• Activity: The listing below is to be copied exactly, with pictures excluded.

• Data to examine:
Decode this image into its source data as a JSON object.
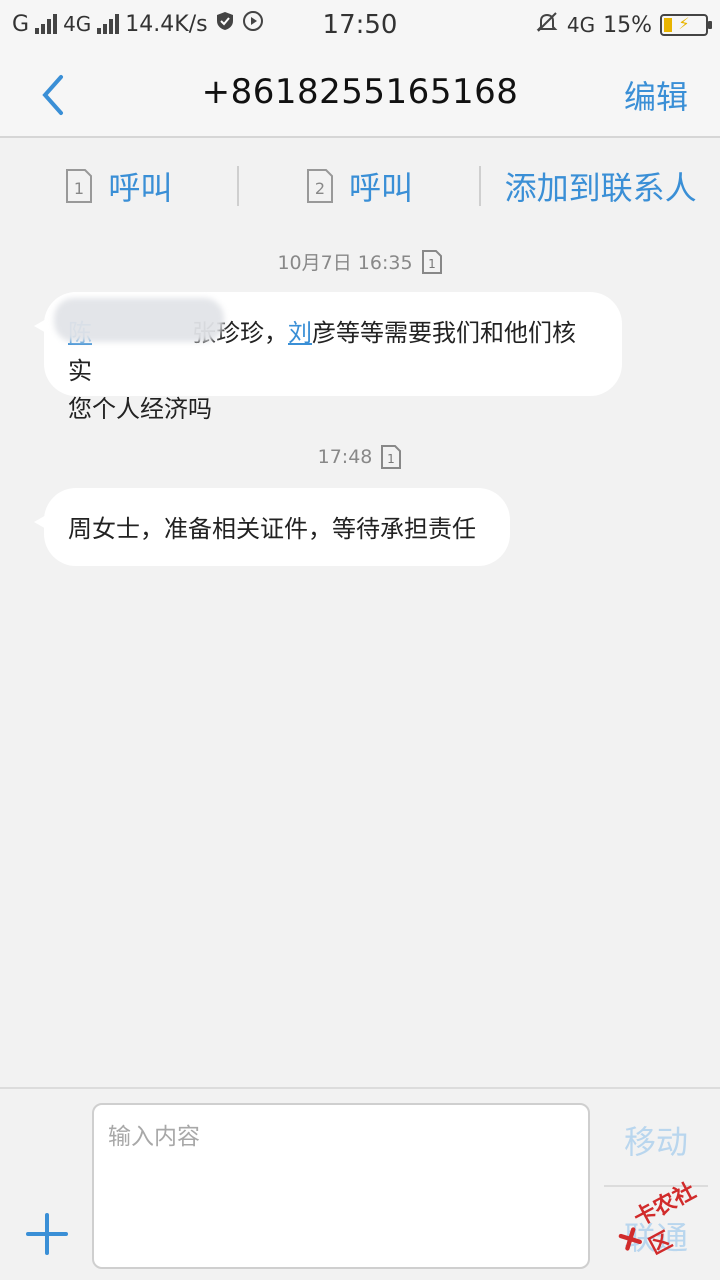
{
  "status_bar": {
    "carrier1": "G",
    "network": "4G",
    "speed": "14.4K/s",
    "time": "17:50",
    "network2": "4G",
    "battery": "15%"
  },
  "header": {
    "title": "+8618255165168",
    "edit": "编辑"
  },
  "actions": {
    "sim1_label": "1",
    "sim1_call": "呼叫",
    "sim2_label": "2",
    "sim2_call": "呼叫",
    "add_contact": "添加到联系人"
  },
  "messages": [
    {
      "timestamp": "10月7日 16:35",
      "sim": "1",
      "text_prefix": "陈",
      "text_part1": "张珍珍，",
      "link_text": "刘",
      "text_part2": "彦等等需要我们和他们核实",
      "text_line2": "您个人经济吗"
    },
    {
      "timestamp": "17:48",
      "sim": "1",
      "text": "周女士，准备相关证件，等待承担责任"
    }
  ],
  "composer": {
    "placeholder": "输入内容",
    "move": "移动",
    "send": "联通"
  },
  "watermark": {
    "text": "卡农社区"
  },
  "colors": {
    "accent": "#3a8fd6",
    "disabled": "#b9d6ee",
    "bubble": "#ffffff",
    "background": "#f2f2f2"
  }
}
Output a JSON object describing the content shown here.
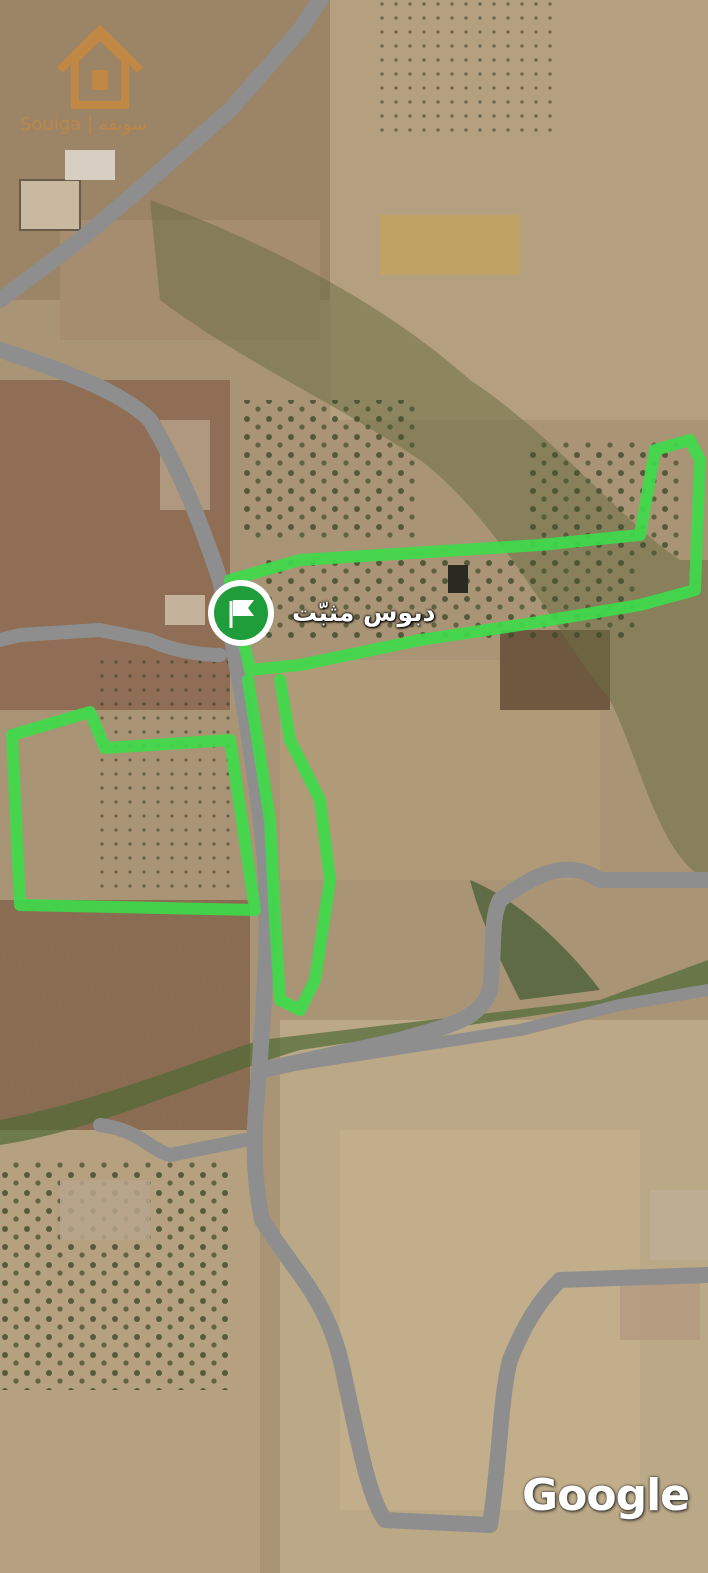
{
  "map": {
    "pin": {
      "label": "دبوس مثبّت",
      "icon": "flag-pin-icon",
      "color": "#1f9d3a"
    },
    "attribution": "Google",
    "watermark": {
      "text": "سويقة | Souiga",
      "icon": "house-logo-icon",
      "color": "#e08a2a"
    },
    "colors": {
      "road": "#8e8e8e",
      "parcel_outline": "#3ddc4a"
    }
  }
}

• Problem solution:
Decode this image into its source data as a JSON object.
{
  "status_bar": {
    "carrier1": "G",
    "network": "4G",
    "speed": "14.4K/s",
    "time": "17:50",
    "network2": "4G",
    "battery": "15%"
  },
  "header": {
    "title": "+8618255165168",
    "edit": "编辑"
  },
  "actions": {
    "sim1_label": "1",
    "sim1_call": "呼叫",
    "sim2_label": "2",
    "sim2_call": "呼叫",
    "add_contact": "添加到联系人"
  },
  "messages": [
    {
      "timestamp": "10月7日 16:35",
      "sim": "1",
      "text_prefix": "陈",
      "text_part1": "张珍珍，",
      "link_text": "刘",
      "text_part2": "彦等等需要我们和他们核实",
      "text_line2": "您个人经济吗"
    },
    {
      "timestamp": "17:48",
      "sim": "1",
      "text": "周女士，准备相关证件，等待承担责任"
    }
  ],
  "composer": {
    "placeholder": "输入内容",
    "move": "移动",
    "send": "联通"
  },
  "watermark": {
    "text": "卡农社区"
  },
  "colors": {
    "accent": "#3a8fd6",
    "disabled": "#b9d6ee",
    "bubble": "#ffffff",
    "background": "#f2f2f2"
  }
}
Output a JSON object describing the content shown here.
{
  "map": {
    "pin": {
      "label": "دبوس مثبّت",
      "icon": "flag-pin-icon",
      "color": "#1f9d3a"
    },
    "attribution": "Google",
    "watermark": {
      "text": "سويقة | Souiga",
      "icon": "house-logo-icon",
      "color": "#e08a2a"
    },
    "colors": {
      "road": "#8e8e8e",
      "parcel_outline": "#3ddc4a"
    }
  }
}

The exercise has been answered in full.